As much as I like the world-building aspect, this episode is, overall, a breath of fresh air.
Comments on Other Titles I Am Following:
Battle Game in 5 Seconds episode 8, I’m Standing on 1,000,000 Lives episode 21 – I’m putting these two together because my comments on both are the same: I must wonder how good these series would be if they actually had even decent (much less good!) action animation. Both look like an animation budget that wasn’t big to begin with has run dry.
Miss Kobayashi’s Dragon Maid S ep 9 – And on the other side of the animation fence we have this one. Man, this series can dazzle when it goes all-out on the action content! Still find this season falling a bit short on the humor side compared to the first, so I’m starting to wonder if being as funny as last season was even a goal in the first place.
The aquatope on white sand ep 9 – While the series still isn’t doing much to get excited about, I continue to like the carefully measured approach it’s taking to plot and character developments. Pretty sure we haven’t seen the last of that trainee, especially since she’s neither entirely right nor entirely wrong about the impressions she took away from her stint, and both late scenes are potentially interesting plot hooks. I also like how the series is not over-emphasizing the magical nature of Gama Gama and is instead more subtly implying the important role it plays in the community.
Fena: Pirate Princess episode 5 – This one has taken a bit of time to grow on me, but I find the variant world-building to be amusing; the series’ creators are taking real-life places and making decidedly alternate versions of them, then throwing in elements like Joan of Arc and El Dorado into the mix. What will the series pull out of its rear next? And while I’ve found the lean towards humor to be a little too heavy at times (like it’s trying to find a middle ground between anime and Disney stuff), the balance is getting better.
Night Head 2041 episode 8 – After the revelation last episode about parallel worlds, I half-expected the big plot twist this episode. As with last episode, the story makes a lot more sense with this revelation.
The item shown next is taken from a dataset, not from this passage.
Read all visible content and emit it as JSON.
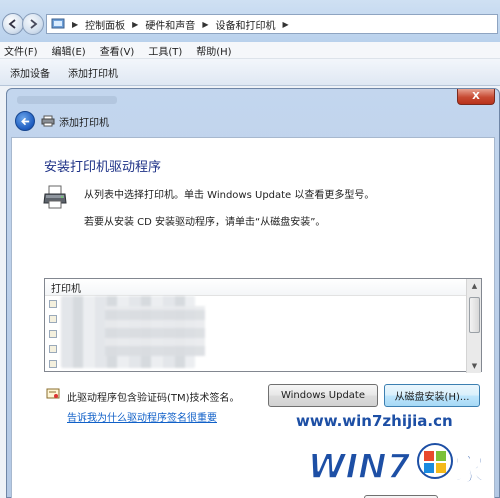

That Time I Got Reincarnated as a Slime ep 45 – Finally, Walpurgis has arrived, and the main villain of the moment – Clayman – is on the scene. If he wanted everyone’s attention, he certainly got it, and I suspect he’s going to regret that. Seeing all the Demon Lords assembled was interesting, and that could make next episode the juiciest of the series since Rimuru’s ascendance. On other fronts, Shuna has always been implied to be quite powerful, but she’s rarely had to show event hints of it because she’s been so thoroughly protected. Here she finally shows what she can really do, and it’s impressive indeed.
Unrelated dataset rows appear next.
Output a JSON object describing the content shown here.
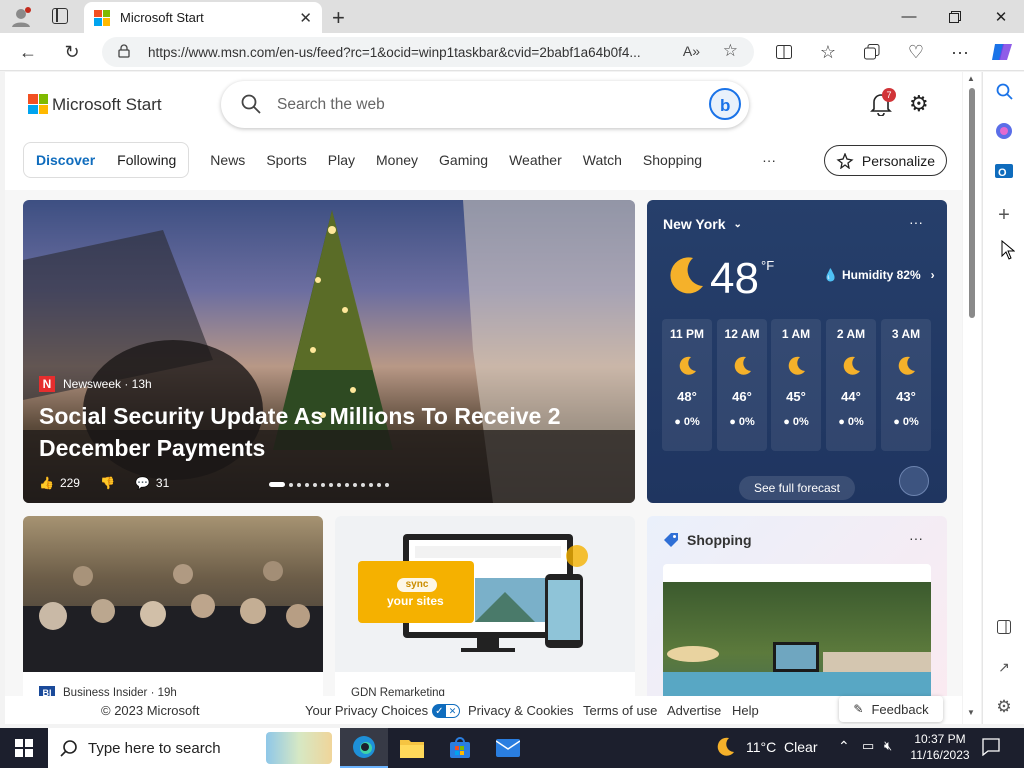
{
  "browser": {
    "tab_title": "Microsoft Start",
    "url": "https://www.msn.com/en-us/feed?rc=1&ocid=winp1taskbar&cvid=2babf1a64b0f4..."
  },
  "header": {
    "brand": "Microsoft Start",
    "search_placeholder": "Search the web",
    "notification_count": "7",
    "tabs": [
      {
        "label": "Discover",
        "active": true
      },
      {
        "label": "Following"
      }
    ],
    "nav": [
      "News",
      "Sports",
      "Play",
      "Money",
      "Gaming",
      "Weather",
      "Watch",
      "Shopping"
    ],
    "more": "···",
    "personalize": "Personalize"
  },
  "hero": {
    "source": "Newsweek · 13h",
    "headline": "Social Security Update As Millions To Receive 2 December Payments",
    "likes": "229",
    "comments": "31"
  },
  "weather": {
    "location": "New York",
    "temp": "48",
    "unit": "°F",
    "humidity": "Humidity 82%",
    "hours": [
      {
        "time": "11 PM",
        "temp": "48°",
        "precip": "0%"
      },
      {
        "time": "12 AM",
        "temp": "46°",
        "precip": "0%"
      },
      {
        "time": "1 AM",
        "temp": "45°",
        "precip": "0%"
      },
      {
        "time": "2 AM",
        "temp": "44°",
        "precip": "0%"
      },
      {
        "time": "3 AM",
        "temp": "43°",
        "precip": "0%"
      }
    ],
    "forecast_link": "See full forecast",
    "more": "···"
  },
  "cards": {
    "card1_source": "Business Insider · 19h",
    "card2_source": "GDN Remarketing",
    "card2_sync": "sync",
    "card2_your_sites": "your sites",
    "shopping_title": "Shopping",
    "shopping_more": "···"
  },
  "footer": {
    "copyright": "© 2023 Microsoft",
    "privacy_choices": "Your Privacy Choices",
    "privacy": "Privacy & Cookies",
    "terms": "Terms of use",
    "advertise": "Advertise",
    "help": "Help",
    "feedback": "Feedback"
  },
  "taskbar": {
    "search_placeholder": "Type here to search",
    "weather": "11°C  Clear",
    "time": "10:37 PM",
    "date": "11/16/2023"
  },
  "colors": {
    "accent": "#0f6cbd",
    "weather_bg": "#263f6b",
    "taskbar_bg": "#1c1f2d",
    "notification_badge": "#d13438"
  }
}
The Detective is Already Dead ep 10 – I could probably write a whole article about all the different ways that this series is going wrong (and I may well do that at the end of the season if I don’t come up with a positive candidate for the surprise of the season), but the utter lack of a sense of urgency is the most pervasive problem in this episode. Add to this the fact that they are still leaving a lot of gaping holes in the narrative to be filled – which, again, would be fine if the series were more obviously puzzle-like in its construction, but this one still seems like it’s just jumping around without a firm follow-through.